Juvenile angiofibroma is a rare, basically invasive, practically mild, vascular neoplasm. Due to its being developed in inaccessible spot in the nasopharynx, open surgery generally needs osteotomies that lead to diminishing of facial growth in adolescent boys. It is seen exclusively in adolescent males prominently.
Features of Juvenile Angiofibroma
- Distinguishing features encompasses the site of origin, process of spread and systems of arterial supply.
- Though mild, its assertive nature is visible as it disseminates along natural tissue planes and foramina.
- It begins in the upper lining of the sphenopalatine foramen, created by the branching of palatine bone, horizontal ala of vomer and base of pterygoid process.
- It grows ahead into the nasal region, upwards into the sphenoid, and spreads into the pterygopalatine fossa, via pterygomaxillary fissure into the infratemporal fossa.
Causes of Juvenile Angiofibroma
Juvenile angiofibroma is not a common disorder. It is basically seen in adolescent boys. The tumor in question, have several blood arteries, spreading within the region in which it begins, and can lead to bone damage.
Symptoms of Juvenile Angiofibroma
- Problem in respiration via nose
- Frequent and easy bruising
- Frequent or recurrence of nose bleeding
- Loss of hearing capacity
- Nasal discharge, often bloody
- Prolonged bleeding
- Stuffy nose
Exams and Tests
The doctor may detect the angiofibroma when checking the upper throat.
Tests may include:
- Arteriogram to judge the blood supply to the growth
- MRI scan of the head
- CT scan of the head
Biopsy is usually not suggested due to the high risk of blood loss.
The primary forms of modalities are radiotherapy and surgery.
- Combination therapy has been used for severe tumors which are either surgically cannot be removed or have intracranial extension.
- Previously, treatments are recommended of expectant management, surgery, irradiation, embolization and hormonal therapy. With the discovery of exact staging of disease, the selection of primary treatment modality has been increased many folds.
- Minimally reactive therapy in terms of endoscopic resection is now available for small, extracranial tumours.
Radiotherapy is now mostly recommended for the life threatening ailment. Its side effects may encompass stunted craniofacial development and expected carcinogenicity therefore it is not suggested to go for radiotherapy for adolescent males.
Choice of the surgical option is recommended by several factors like location of tumor, expansion, tumor vasculature and influence of embolisation, surgical proficiency available and craniofacial age of the patient.
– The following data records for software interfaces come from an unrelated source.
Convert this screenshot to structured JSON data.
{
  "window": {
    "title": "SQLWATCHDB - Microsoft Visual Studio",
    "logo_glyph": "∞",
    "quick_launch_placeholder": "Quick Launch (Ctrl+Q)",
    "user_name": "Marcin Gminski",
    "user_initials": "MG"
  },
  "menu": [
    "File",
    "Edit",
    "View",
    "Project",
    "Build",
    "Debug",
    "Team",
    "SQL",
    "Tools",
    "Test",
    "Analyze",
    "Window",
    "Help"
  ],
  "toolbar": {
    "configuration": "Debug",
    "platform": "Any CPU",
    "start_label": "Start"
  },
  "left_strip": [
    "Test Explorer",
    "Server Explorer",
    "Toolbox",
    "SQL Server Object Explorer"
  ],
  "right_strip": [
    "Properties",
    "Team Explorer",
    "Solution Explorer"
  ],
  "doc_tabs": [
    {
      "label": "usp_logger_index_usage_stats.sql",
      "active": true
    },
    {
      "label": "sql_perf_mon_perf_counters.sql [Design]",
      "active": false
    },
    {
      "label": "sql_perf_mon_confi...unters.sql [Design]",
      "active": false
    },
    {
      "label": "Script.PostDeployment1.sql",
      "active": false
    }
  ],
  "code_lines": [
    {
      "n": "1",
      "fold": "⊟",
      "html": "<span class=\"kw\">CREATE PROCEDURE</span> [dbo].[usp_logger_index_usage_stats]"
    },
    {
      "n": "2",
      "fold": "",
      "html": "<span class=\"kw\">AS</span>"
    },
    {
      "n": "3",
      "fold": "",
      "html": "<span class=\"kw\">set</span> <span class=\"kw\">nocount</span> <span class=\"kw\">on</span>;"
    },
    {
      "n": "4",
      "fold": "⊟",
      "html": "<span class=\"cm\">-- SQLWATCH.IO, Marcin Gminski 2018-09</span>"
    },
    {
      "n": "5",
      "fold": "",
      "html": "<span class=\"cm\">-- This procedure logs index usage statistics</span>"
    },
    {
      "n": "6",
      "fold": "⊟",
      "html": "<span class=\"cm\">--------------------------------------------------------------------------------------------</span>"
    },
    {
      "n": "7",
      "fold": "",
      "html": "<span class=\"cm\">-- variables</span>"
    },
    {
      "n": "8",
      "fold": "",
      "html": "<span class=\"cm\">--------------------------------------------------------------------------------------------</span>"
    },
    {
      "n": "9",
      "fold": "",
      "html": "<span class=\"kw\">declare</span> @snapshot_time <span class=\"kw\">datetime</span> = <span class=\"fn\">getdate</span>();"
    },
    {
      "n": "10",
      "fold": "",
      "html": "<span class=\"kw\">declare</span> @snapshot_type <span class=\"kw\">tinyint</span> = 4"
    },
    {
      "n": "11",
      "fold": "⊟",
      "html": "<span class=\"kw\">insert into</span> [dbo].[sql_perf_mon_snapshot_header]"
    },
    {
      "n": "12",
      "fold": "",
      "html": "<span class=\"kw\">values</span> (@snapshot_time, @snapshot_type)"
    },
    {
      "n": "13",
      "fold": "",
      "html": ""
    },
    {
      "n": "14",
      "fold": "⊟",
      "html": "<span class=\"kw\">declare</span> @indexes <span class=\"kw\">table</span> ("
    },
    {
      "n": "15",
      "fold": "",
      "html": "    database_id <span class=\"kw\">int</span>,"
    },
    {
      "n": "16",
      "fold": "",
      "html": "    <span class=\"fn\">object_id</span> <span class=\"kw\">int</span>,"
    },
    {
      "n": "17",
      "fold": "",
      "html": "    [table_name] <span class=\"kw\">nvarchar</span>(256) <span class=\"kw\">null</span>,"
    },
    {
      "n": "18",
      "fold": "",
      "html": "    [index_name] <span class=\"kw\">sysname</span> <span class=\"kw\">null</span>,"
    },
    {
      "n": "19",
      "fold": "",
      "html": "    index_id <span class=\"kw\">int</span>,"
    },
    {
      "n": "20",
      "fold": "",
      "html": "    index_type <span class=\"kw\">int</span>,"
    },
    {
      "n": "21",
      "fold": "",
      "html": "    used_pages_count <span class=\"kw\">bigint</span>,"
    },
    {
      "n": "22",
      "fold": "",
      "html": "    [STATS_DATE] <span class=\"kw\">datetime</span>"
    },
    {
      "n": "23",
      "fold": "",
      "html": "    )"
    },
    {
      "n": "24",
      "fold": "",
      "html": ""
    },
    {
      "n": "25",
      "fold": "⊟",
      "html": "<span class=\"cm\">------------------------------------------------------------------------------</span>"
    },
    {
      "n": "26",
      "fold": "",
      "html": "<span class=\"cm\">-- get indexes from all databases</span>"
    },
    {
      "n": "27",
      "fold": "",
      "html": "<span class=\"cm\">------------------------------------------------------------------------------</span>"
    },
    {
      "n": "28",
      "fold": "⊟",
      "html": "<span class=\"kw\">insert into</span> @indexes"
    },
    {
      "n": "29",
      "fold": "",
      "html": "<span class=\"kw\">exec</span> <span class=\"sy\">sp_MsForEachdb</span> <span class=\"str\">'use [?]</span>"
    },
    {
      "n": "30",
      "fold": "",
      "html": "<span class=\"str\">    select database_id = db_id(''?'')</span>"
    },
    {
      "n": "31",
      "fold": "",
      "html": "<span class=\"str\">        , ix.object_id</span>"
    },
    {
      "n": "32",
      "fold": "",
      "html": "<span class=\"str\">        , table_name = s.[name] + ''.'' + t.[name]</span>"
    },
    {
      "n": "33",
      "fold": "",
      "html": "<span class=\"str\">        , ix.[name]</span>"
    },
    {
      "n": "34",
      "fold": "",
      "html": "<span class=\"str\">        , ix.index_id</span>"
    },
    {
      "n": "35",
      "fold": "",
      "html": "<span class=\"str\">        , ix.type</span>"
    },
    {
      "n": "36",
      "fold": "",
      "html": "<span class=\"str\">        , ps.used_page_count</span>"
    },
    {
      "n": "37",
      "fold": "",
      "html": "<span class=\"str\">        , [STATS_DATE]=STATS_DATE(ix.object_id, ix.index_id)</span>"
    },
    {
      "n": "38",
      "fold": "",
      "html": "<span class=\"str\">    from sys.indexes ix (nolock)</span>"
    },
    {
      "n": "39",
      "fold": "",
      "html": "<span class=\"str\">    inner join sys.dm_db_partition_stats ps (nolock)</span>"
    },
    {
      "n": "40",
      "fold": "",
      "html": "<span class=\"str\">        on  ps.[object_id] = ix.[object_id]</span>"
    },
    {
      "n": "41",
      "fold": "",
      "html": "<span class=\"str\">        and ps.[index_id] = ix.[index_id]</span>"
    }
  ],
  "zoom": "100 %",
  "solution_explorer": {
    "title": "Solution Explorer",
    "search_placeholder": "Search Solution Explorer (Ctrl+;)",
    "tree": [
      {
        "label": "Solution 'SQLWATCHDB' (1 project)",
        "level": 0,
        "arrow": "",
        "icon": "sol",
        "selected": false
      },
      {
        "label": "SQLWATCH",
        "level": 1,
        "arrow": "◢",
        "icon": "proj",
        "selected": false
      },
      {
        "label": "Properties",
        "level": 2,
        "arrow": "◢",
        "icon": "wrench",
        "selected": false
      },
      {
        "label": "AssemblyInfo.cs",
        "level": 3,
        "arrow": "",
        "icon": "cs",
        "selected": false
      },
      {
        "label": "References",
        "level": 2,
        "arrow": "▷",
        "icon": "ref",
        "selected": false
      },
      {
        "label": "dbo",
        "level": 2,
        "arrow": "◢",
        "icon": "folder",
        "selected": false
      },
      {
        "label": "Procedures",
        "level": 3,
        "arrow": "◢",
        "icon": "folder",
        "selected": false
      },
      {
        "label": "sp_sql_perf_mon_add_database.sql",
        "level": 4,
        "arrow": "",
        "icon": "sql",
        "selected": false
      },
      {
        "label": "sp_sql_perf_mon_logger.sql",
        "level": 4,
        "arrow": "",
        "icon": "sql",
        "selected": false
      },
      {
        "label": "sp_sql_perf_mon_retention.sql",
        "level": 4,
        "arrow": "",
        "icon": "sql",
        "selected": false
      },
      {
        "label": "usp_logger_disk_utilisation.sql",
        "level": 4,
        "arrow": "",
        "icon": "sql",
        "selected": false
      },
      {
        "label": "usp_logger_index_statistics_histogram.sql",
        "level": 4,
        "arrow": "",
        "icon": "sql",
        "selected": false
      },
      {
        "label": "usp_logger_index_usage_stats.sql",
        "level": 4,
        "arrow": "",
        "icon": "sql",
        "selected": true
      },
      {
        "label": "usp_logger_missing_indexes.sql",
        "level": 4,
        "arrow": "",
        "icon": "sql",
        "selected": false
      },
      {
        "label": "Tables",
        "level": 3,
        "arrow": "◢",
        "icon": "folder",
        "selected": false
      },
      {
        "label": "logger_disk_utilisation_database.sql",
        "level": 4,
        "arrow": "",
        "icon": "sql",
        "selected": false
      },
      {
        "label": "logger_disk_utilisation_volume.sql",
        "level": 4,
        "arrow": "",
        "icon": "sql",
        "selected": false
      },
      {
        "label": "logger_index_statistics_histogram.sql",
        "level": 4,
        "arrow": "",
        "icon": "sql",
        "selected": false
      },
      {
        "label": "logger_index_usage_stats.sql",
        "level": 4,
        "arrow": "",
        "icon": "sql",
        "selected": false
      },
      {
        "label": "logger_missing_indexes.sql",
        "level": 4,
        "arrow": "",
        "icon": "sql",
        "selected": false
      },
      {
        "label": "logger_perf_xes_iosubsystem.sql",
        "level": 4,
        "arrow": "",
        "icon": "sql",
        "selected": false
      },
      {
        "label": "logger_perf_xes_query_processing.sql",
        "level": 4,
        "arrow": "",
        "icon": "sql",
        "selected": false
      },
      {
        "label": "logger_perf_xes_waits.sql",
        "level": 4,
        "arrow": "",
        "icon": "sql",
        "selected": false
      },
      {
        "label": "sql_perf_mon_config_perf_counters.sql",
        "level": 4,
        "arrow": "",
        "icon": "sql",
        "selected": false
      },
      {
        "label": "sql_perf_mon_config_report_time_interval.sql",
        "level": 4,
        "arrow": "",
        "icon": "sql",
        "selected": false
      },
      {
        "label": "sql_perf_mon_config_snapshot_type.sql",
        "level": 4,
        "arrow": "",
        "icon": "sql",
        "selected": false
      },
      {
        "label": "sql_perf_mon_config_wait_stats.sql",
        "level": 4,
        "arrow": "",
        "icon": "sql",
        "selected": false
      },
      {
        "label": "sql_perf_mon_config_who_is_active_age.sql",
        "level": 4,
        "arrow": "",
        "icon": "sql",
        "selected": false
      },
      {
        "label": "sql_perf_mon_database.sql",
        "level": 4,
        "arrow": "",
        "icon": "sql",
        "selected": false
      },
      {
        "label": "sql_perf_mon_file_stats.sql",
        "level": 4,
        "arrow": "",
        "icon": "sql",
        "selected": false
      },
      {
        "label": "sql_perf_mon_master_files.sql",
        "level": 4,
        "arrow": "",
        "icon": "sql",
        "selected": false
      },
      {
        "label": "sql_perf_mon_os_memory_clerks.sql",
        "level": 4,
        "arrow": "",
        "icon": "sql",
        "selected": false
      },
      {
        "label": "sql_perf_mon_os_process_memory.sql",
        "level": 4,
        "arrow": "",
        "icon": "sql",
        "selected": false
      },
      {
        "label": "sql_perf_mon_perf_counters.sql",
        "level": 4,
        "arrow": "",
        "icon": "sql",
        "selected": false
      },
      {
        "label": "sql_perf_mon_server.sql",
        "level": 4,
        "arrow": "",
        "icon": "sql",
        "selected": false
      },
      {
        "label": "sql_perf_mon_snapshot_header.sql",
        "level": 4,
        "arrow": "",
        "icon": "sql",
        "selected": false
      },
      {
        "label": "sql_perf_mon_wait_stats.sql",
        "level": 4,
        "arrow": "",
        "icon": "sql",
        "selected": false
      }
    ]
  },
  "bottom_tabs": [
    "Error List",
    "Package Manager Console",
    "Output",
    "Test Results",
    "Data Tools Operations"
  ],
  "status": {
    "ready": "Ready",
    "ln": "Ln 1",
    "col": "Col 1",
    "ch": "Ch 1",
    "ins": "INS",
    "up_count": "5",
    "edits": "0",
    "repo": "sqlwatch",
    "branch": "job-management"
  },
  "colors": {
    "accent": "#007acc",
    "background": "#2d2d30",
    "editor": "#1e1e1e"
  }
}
Almost 40% of vertical maxillary development is witnessed after 12 years of age. Hence, craniofacial surgery in pubertal males potentially leads to facial growth disorder.
- The surgical approaches can be endoscopic transnasal, medial maxillectomy, LeFort 1 osteotomy, transpalatal, and infratemporal with or in the absence of craniotomy.
- Tumor restricted to the nasal cavity and paranasal sinuses can be handled by endoscopic or transpalatal options.
- More severe pterygopalatine engagement requires the exposure to the LeFort 1 or medial maxillectomy approach.
Endoscopic Trans-nasal Approach
- This is the only option that creates minimal soft tissue and bony disorder, hence, it offers better cosmesis and without any craniofacial growth disorder.
- It is considered as excellent endoscopic visualization of the paranasal sinuses, vis-à-vis other approaches.
- It counters the requirements for pre-operative embolisation as it enables transantral monitoring of internal maxillary veins. Hence, it is the best approach to opt for in this case.
- However, due to restricted accessibility, it is advisable only for small, extracranial tumours limited to the nasopharynx, nasal cavity and sphenoid sinus.
- Treatment is obvious if the angiofibroma is developing faster, bigger hindering the air passages, or causing frequent nosebleeds. In some cases, there is no need of any kind of treatment.
- Surgery may be required to resect the tumor. Removal is generally tough as the tumor is not limited and may have spread to other parts.
- A procedure called embolization may be selected to ward off bleeding of the tumor. The process may fix the nosebleeding by itself, or a further surgery to remove the tumor can also be required.
The objective of treating the juvenile angiofibroma is to accomplish symptomatic monitoring, if not, total eradication of the ailment. This will be based on right assessment of the stage of the disease extent, right choice of treatment modality and monitoring for disease recurrence.
For small, extracranial tumors, restricted to the nasal cavity and paranasal sinus, endoscopic resection is one of the best substitutes.
Albeit not cancerous, angiofibroma may keep on growing. Some may vanish untreated.
It is often witnessed that the tumor returns after surgery.
- Pressure on the brain (rare)
- Dissemination of the tumor to the sinuses, nose, sinuses, and other parts off shooting from nose
When to Call a Medical Practitioner
Call your health care professional if your nose often bleeds.
There are no known preventive measures available to resort.